Collected data:
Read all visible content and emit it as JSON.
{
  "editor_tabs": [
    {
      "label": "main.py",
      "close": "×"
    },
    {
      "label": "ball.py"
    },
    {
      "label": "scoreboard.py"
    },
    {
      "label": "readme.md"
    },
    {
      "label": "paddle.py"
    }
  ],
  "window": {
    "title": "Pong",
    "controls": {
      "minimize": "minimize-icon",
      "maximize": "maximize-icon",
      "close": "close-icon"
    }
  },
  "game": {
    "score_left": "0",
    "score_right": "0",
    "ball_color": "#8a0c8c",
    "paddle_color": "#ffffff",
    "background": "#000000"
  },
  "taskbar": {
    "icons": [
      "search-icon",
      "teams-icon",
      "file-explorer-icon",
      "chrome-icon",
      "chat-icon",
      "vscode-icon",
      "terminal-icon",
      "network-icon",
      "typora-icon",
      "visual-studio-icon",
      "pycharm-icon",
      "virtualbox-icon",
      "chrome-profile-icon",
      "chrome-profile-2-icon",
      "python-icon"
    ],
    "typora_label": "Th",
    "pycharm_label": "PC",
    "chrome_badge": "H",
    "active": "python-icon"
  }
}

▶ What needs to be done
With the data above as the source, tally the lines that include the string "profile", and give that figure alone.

▶ Response
2